PROBLEM DETAILS: Write every entry out again with no changes, and leave the images behind.
--- ENTRIES SHOWN Enclosed Below ---
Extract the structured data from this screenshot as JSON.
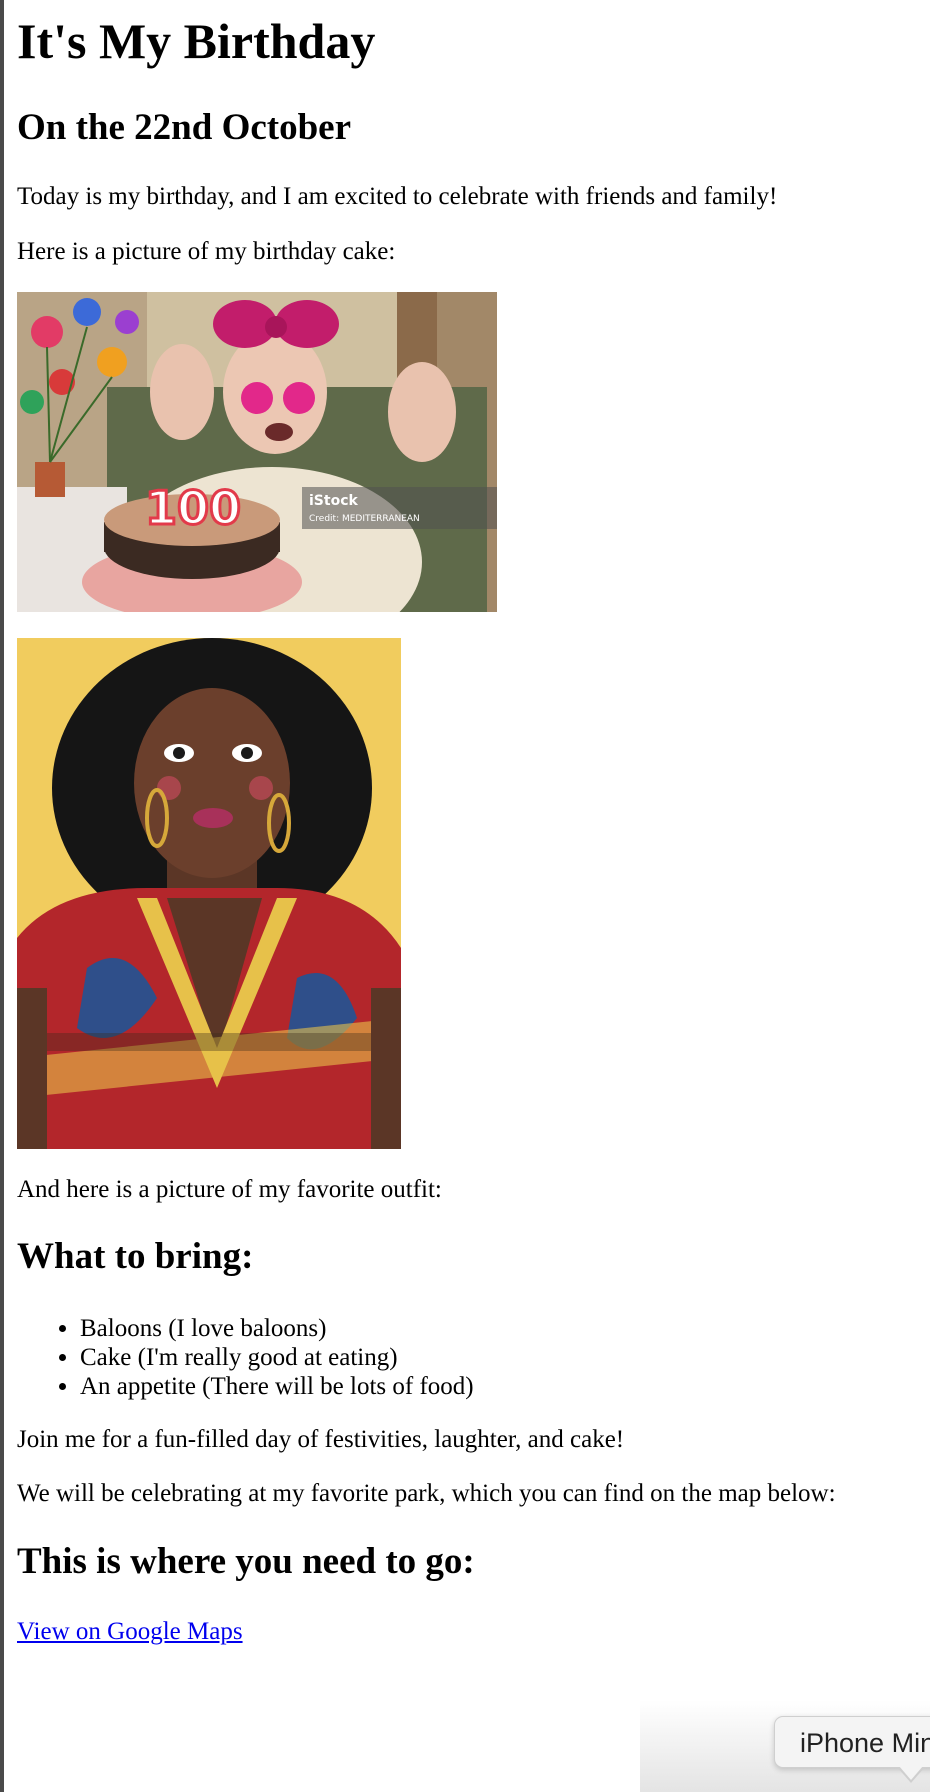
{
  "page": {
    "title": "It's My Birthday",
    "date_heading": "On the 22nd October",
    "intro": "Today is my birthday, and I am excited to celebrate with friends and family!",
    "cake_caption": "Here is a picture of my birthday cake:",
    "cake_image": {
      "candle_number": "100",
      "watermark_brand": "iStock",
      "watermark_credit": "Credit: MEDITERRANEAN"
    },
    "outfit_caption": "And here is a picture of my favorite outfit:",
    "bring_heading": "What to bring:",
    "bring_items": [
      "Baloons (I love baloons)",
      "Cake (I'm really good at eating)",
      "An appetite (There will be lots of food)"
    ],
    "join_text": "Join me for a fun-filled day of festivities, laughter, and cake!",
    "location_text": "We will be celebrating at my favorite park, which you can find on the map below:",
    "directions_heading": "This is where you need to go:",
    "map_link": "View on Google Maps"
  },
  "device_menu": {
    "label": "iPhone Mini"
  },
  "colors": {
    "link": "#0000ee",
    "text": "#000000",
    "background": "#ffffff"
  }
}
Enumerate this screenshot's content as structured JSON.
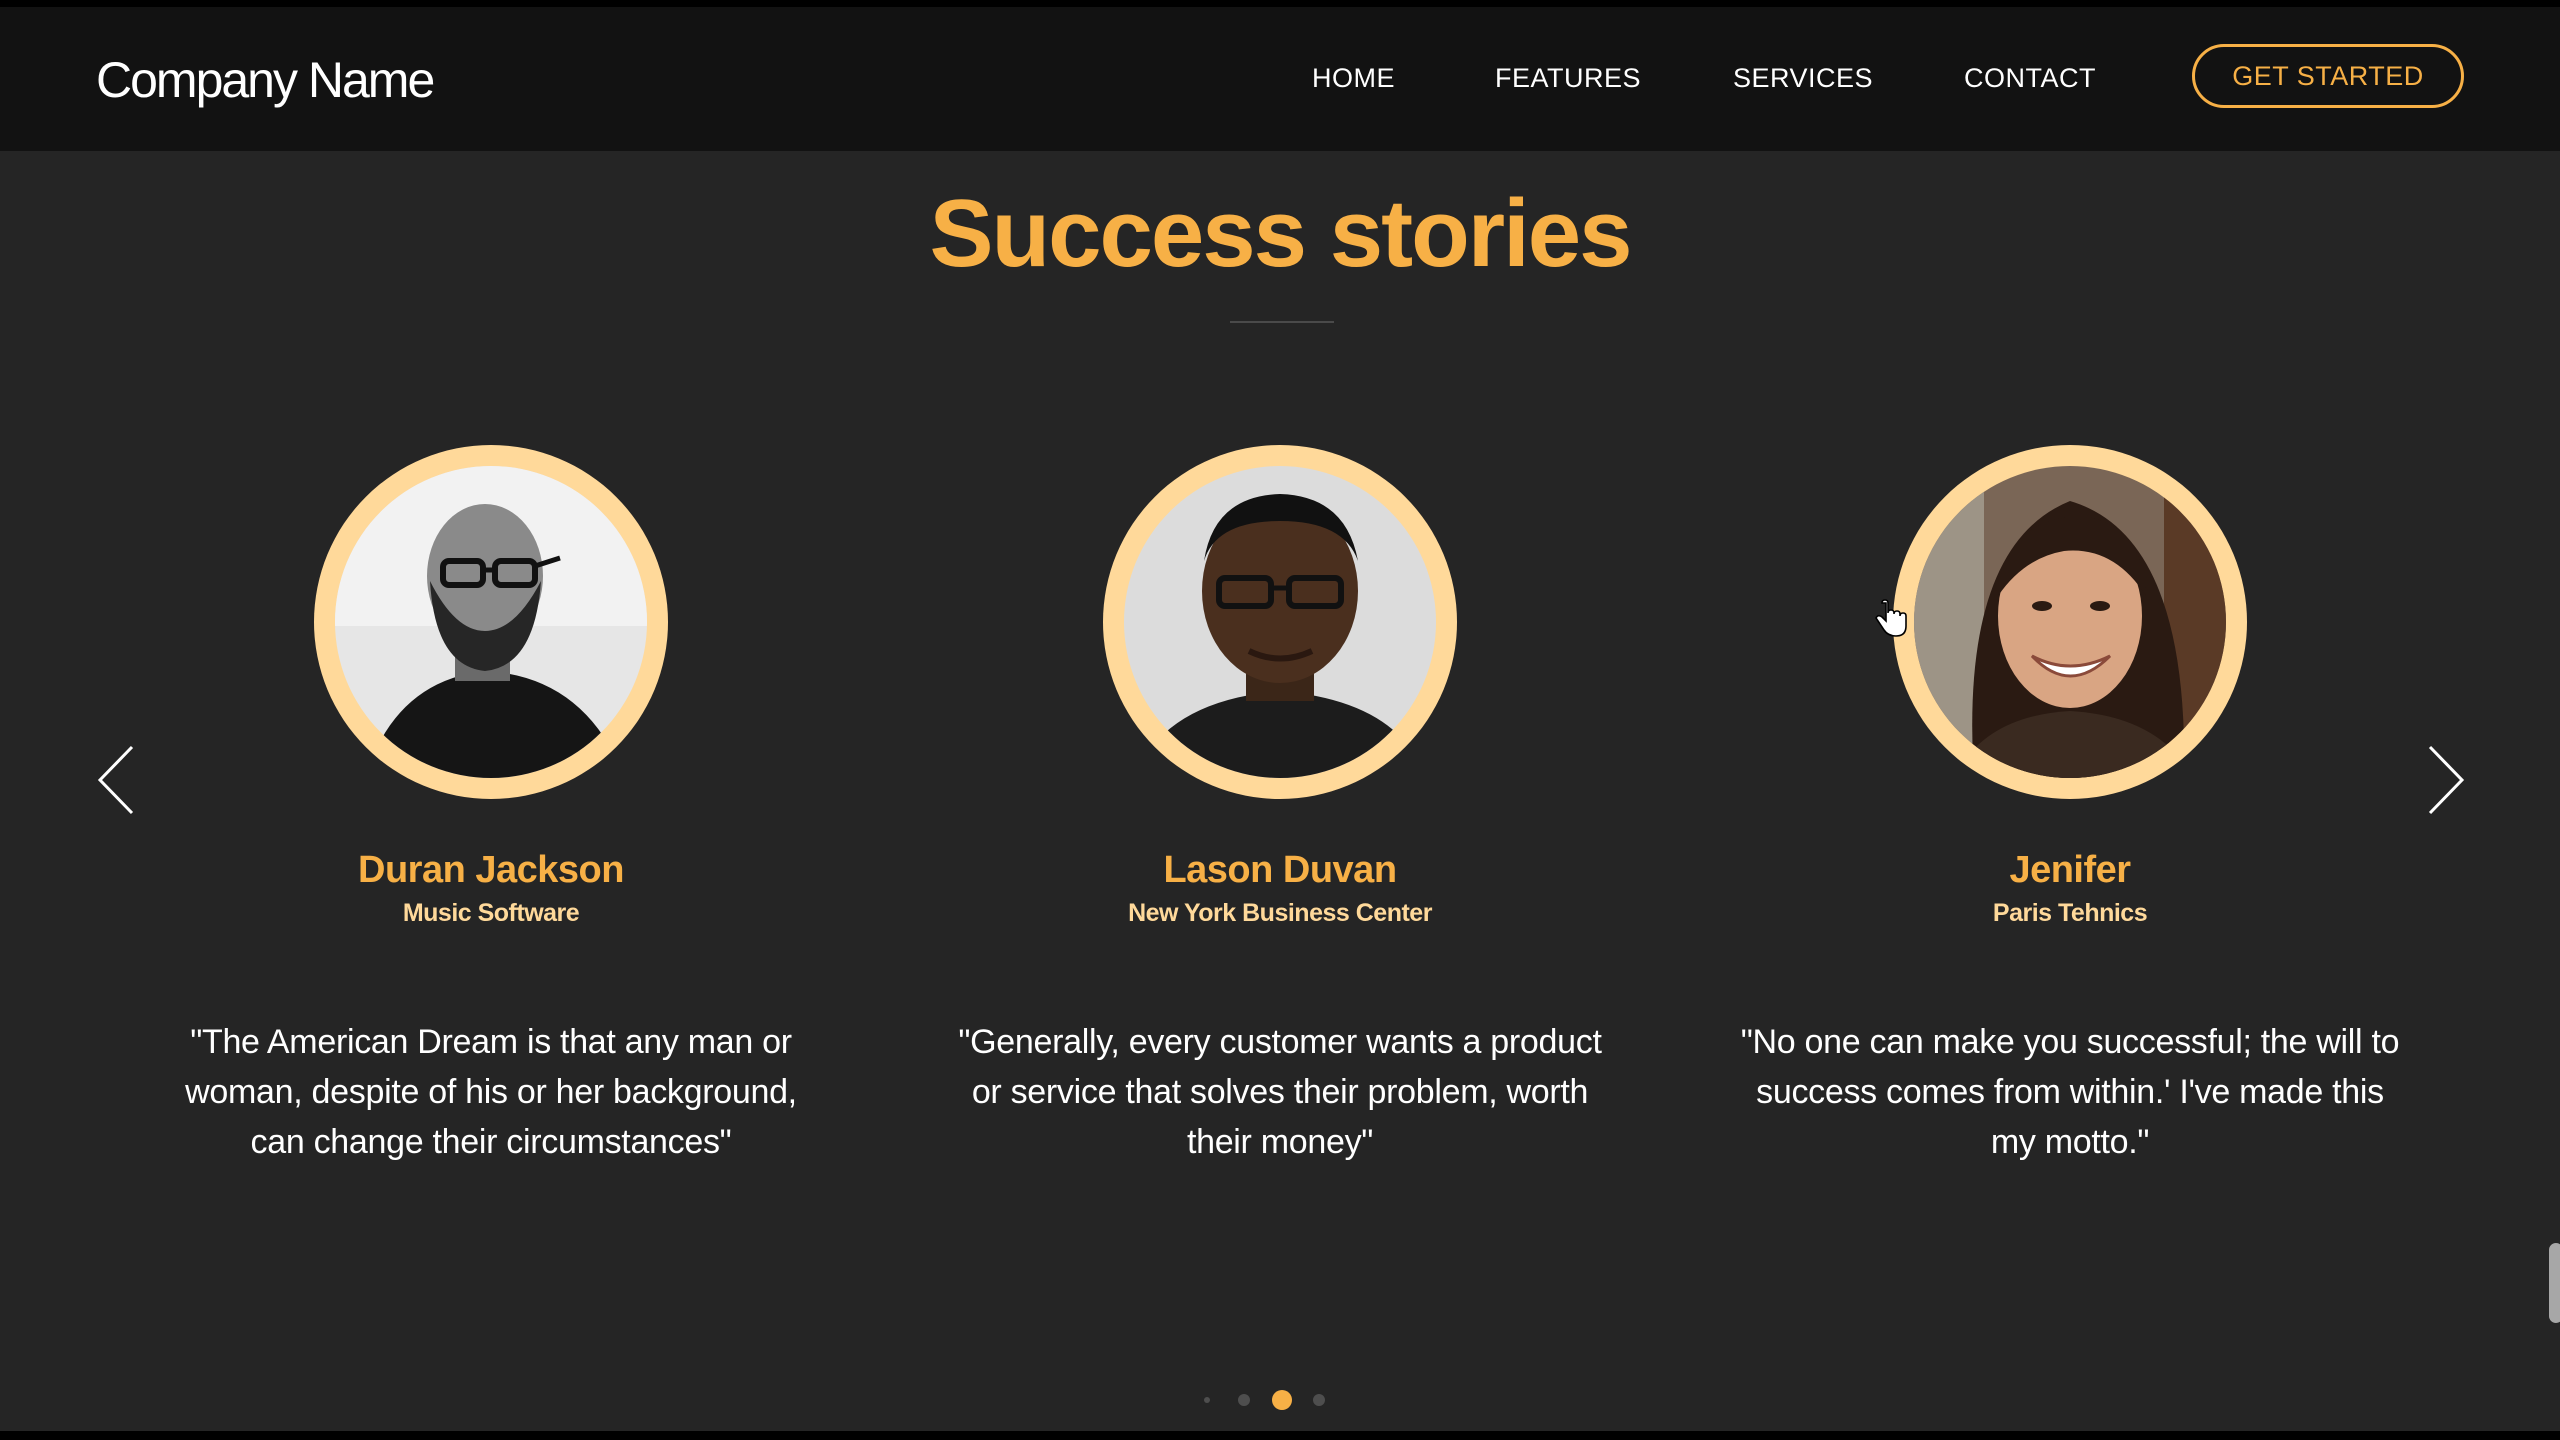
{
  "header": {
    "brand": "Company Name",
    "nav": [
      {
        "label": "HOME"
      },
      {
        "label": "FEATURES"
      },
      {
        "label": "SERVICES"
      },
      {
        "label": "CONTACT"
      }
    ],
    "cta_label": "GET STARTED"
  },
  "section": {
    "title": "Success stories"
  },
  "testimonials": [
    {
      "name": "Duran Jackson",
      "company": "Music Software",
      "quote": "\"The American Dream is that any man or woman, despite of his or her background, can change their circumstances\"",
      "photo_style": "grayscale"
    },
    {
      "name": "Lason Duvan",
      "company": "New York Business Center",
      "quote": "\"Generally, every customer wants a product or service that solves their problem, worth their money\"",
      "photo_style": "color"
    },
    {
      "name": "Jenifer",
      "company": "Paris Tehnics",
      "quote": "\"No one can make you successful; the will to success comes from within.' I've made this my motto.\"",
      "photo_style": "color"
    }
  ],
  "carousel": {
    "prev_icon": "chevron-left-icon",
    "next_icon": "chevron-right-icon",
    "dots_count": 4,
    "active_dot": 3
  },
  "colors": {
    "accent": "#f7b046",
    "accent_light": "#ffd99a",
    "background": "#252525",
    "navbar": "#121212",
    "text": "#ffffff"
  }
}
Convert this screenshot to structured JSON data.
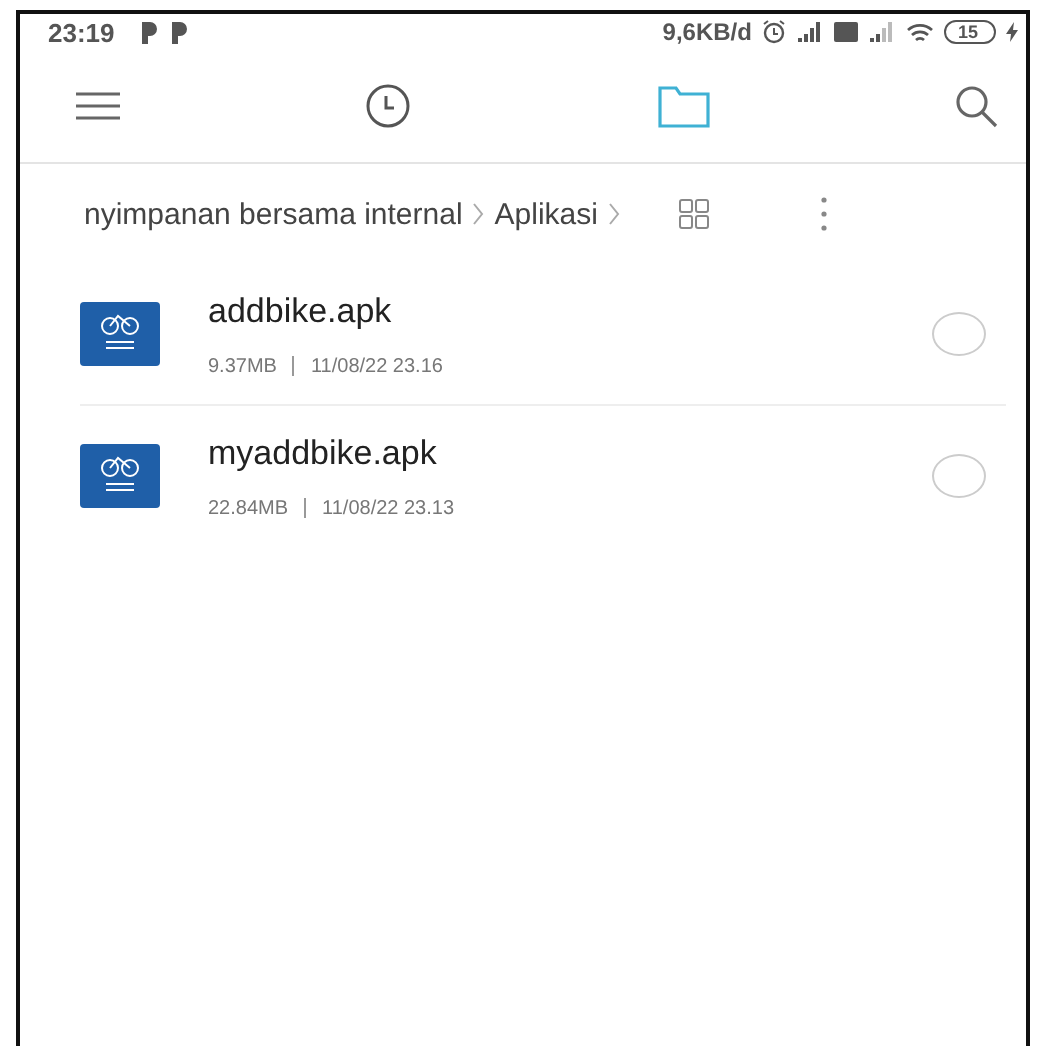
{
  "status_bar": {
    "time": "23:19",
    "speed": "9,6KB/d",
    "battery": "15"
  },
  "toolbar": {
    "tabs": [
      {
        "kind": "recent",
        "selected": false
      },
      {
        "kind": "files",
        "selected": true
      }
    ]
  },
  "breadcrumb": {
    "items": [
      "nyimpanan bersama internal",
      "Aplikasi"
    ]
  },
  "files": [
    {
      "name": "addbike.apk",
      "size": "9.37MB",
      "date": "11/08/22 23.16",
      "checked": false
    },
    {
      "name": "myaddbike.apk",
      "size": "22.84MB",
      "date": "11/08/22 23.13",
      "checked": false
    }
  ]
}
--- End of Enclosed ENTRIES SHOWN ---
SOLUTION TO THE EXERCISE:
Extract the structured data from this screenshot as JSON.
{
  "page": {
    "title": "It's My Birthday",
    "date_heading": "On the 22nd October",
    "intro": "Today is my birthday, and I am excited to celebrate with friends and family!",
    "cake_caption": "Here is a picture of my birthday cake:",
    "cake_image": {
      "candle_number": "100",
      "watermark_brand": "iStock",
      "watermark_credit": "Credit: MEDITERRANEAN"
    },
    "outfit_caption": "And here is a picture of my favorite outfit:",
    "bring_heading": "What to bring:",
    "bring_items": [
      "Baloons (I love baloons)",
      "Cake (I'm really good at eating)",
      "An appetite (There will be lots of food)"
    ],
    "join_text": "Join me for a fun-filled day of festivities, laughter, and cake!",
    "location_text": "We will be celebrating at my favorite park, which you can find on the map below:",
    "directions_heading": "This is where you need to go:",
    "map_link": "View on Google Maps"
  },
  "device_menu": {
    "label": "iPhone Mini"
  },
  "colors": {
    "link": "#0000ee",
    "text": "#000000",
    "background": "#ffffff"
  }
}
Enumerate this screenshot's content as structured JSON.
{
  "header": {
    "brand": "Company Name",
    "nav": [
      {
        "label": "HOME"
      },
      {
        "label": "FEATURES"
      },
      {
        "label": "SERVICES"
      },
      {
        "label": "CONTACT"
      }
    ],
    "cta_label": "GET STARTED"
  },
  "section": {
    "title": "Success stories"
  },
  "testimonials": [
    {
      "name": "Duran Jackson",
      "company": "Music Software",
      "quote": "\"The American Dream is that any man or woman, despite of his or her background, can change their circumstances\"",
      "photo_style": "grayscale"
    },
    {
      "name": "Lason Duvan",
      "company": "New York Business Center",
      "quote": "\"Generally, every customer wants a product or service that solves their problem, worth their money\"",
      "photo_style": "color"
    },
    {
      "name": "Jenifer",
      "company": "Paris Tehnics",
      "quote": "\"No one can make you successful; the will to success comes from within.' I've made this my motto.\"",
      "photo_style": "color"
    }
  ],
  "carousel": {
    "prev_icon": "chevron-left-icon",
    "next_icon": "chevron-right-icon",
    "dots_count": 4,
    "active_dot": 3
  },
  "colors": {
    "accent": "#f7b046",
    "accent_light": "#ffd99a",
    "background": "#252525",
    "navbar": "#121212",
    "text": "#ffffff"
  }
}
Convert this screenshot to structured JSON data.
{
  "status_bar": {
    "time": "23:19",
    "speed": "9,6KB/d",
    "battery": "15"
  },
  "toolbar": {
    "tabs": [
      {
        "kind": "recent",
        "selected": false
      },
      {
        "kind": "files",
        "selected": true
      }
    ]
  },
  "breadcrumb": {
    "items": [
      "nyimpanan bersama internal",
      "Aplikasi"
    ]
  },
  "files": [
    {
      "name": "addbike.apk",
      "size": "9.37MB",
      "date": "11/08/22 23.16",
      "checked": false
    },
    {
      "name": "myaddbike.apk",
      "size": "22.84MB",
      "date": "11/08/22 23.13",
      "checked": false
    }
  ]
}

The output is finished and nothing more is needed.